Texas Schools Are In A Big Bind with Low Attendance and Funding
It looks as though there are over 150,000 fewer Texas students attending school statewide this year, 2020-2021, in comparison to the 2019-2020 school year, and Texas funds schools based on attendance, whether students are learning in classrooms or virtually from home.
In a riveting investigation hosted by ABC13 and reported by Ted Orberg, " There are nearly 159,000 fewer students enrolled in Texas public schools this year, leaving districts at risk of losing more than $872 million.
159,000 fewer students equates to an $872 million dollar funding loss for Texas.
These staggering numbers are creating a scramble to recover funding, not to mention finding ways to get students to return to school in Texas.

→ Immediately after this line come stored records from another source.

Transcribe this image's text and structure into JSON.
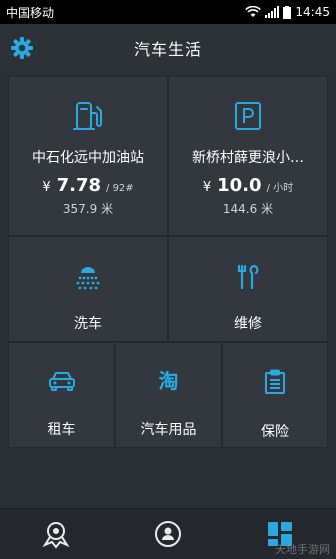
{
  "status_bar": {
    "carrier": "中国移动",
    "time": "14:45"
  },
  "header": {
    "title": "汽车生活",
    "settings_icon": "gear-icon"
  },
  "colors": {
    "accent": "#2aa8e0",
    "background": "#2b3035",
    "tile": "#32383d"
  },
  "gas_station": {
    "name": "中石化远中加油站",
    "currency": "¥",
    "price": "7.78",
    "unit": "/ 92#",
    "distance": "357.9 米",
    "icon": "fuel-pump-icon"
  },
  "parking": {
    "name": "新桥村薛更浪小…",
    "currency": "¥",
    "price": "10.0",
    "unit": "/ 小时",
    "distance": "144.6 米",
    "icon": "parking-icon"
  },
  "services": [
    {
      "label": "洗车",
      "icon": "car-wash-icon"
    },
    {
      "label": "维修",
      "icon": "repair-tools-icon"
    },
    {
      "label": "租车",
      "icon": "rental-car-icon"
    },
    {
      "label": "汽车用品",
      "icon": "taobao-icon"
    },
    {
      "label": "保险",
      "icon": "insurance-clipboard-icon"
    }
  ],
  "bottom_nav": [
    {
      "icon": "map-pin-icon",
      "active": false
    },
    {
      "icon": "user-profile-icon",
      "active": false
    },
    {
      "icon": "grid-apps-icon",
      "active": true
    }
  ],
  "watermark": "天地手游网"
}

As expected, the pandemic has been a major factor in lower attendance, as some teachers and administrators have gone door to door hearing that some students moved to other states as their parents seek new job opportunities, higher pay, or lower rent.
Today the teachers' union representatives asked Gov. Greg Abbott to order the Texas Education Agency, known as TEA to extend a 'grace period related' to state funding as well as enrollment.
"Under current guidelines, the TEA has a "hold harmless" period where district funding won't be impacted by low attendance. They're allowed to use their previous attendance rate for planning purposes, but that grace period ends on Dec. 31, and districts facing deep cuts are worried," the article offers.
The report is also interactive giving viewers an opportunity to see which districts in Texas are in danger of losing funding, which includes VISD that you can view here. It's important to note the interactive tool offers that," this is funding at risk IF enrollment doesn't pick up."
The Texas Tribune also offers, " As COVID-19 cases surge economic instability persists for some Texans and many teachers worry these students may not ever return. "
We hope that as we break for the Christmas holidays our COVID rates lower and students return for the new year and second semester.
LOOK: Just some of the photos that capture the historic year that was 2020